WHAT YOU SHOULD DO
Scan the entries that follow and copy out every line containing "data".

MATERIAL PROVIDED
__________________________________________________
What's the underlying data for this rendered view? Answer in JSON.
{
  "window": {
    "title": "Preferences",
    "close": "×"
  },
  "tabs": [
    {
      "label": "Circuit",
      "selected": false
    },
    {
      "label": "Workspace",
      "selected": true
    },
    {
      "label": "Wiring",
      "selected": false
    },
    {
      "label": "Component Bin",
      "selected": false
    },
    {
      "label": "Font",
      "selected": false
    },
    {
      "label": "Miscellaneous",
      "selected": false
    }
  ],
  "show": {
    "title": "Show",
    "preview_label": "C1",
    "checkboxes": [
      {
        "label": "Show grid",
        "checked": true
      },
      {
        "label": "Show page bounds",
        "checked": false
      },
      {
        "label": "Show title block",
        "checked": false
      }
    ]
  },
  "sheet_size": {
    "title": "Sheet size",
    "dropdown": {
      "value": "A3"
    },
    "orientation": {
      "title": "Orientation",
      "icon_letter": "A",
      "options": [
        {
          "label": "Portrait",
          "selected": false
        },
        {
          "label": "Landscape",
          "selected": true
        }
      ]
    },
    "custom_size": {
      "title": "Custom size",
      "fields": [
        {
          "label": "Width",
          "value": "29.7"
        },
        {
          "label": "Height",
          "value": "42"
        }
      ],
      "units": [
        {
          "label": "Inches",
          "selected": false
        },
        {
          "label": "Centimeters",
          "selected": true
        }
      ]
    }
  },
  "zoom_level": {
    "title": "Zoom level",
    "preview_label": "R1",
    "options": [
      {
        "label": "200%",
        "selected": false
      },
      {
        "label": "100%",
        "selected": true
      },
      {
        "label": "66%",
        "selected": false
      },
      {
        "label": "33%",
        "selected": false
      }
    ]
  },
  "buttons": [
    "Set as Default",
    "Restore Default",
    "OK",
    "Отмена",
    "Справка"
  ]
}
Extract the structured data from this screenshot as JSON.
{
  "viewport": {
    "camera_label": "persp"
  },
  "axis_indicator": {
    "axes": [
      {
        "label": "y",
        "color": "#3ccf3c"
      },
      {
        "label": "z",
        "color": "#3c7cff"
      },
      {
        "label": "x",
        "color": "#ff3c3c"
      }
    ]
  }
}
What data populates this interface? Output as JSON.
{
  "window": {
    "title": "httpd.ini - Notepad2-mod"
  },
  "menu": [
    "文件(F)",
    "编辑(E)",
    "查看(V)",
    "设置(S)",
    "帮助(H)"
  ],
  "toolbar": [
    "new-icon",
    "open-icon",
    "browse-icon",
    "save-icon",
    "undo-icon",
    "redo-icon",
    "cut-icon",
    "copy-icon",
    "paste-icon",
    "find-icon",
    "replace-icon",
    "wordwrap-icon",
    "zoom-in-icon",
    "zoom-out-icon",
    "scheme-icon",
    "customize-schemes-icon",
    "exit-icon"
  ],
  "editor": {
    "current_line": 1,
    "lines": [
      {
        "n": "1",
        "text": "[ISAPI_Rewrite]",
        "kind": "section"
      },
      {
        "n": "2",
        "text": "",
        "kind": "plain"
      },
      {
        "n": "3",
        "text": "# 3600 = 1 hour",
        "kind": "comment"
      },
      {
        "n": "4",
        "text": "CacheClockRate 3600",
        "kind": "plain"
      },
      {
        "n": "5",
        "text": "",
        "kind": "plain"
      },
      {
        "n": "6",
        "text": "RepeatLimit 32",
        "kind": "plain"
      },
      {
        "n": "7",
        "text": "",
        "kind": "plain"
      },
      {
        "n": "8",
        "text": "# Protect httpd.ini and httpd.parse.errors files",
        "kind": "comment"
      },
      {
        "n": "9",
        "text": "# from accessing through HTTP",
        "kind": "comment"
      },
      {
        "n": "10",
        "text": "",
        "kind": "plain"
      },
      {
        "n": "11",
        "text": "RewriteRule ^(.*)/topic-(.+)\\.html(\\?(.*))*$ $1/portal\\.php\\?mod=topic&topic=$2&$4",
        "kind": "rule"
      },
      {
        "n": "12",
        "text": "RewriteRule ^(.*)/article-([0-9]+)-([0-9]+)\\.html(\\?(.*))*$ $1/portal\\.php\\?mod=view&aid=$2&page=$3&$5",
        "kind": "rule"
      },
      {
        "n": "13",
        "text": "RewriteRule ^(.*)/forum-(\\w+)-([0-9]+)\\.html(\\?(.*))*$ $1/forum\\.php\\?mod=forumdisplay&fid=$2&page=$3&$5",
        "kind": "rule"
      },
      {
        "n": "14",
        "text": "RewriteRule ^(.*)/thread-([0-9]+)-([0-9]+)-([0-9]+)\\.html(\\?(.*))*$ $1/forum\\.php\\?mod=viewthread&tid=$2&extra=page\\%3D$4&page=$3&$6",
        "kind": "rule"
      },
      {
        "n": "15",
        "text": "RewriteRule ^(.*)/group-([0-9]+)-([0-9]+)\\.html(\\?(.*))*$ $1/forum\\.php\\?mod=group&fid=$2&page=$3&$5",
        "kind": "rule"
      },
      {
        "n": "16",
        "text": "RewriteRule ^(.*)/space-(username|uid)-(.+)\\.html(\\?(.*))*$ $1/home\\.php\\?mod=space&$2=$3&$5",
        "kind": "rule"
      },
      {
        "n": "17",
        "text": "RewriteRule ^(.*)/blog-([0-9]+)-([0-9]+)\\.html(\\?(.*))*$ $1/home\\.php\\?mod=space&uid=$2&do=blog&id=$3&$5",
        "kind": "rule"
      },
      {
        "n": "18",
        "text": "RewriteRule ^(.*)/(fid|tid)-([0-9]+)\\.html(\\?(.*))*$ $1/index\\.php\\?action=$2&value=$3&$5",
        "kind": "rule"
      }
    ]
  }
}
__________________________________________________
RESPONSE AREA
What's the underlying data for this rendered view? Answer in JSON.
Extract the structured data from this screenshot as JSON.
What data populates this interface? Output as JSON.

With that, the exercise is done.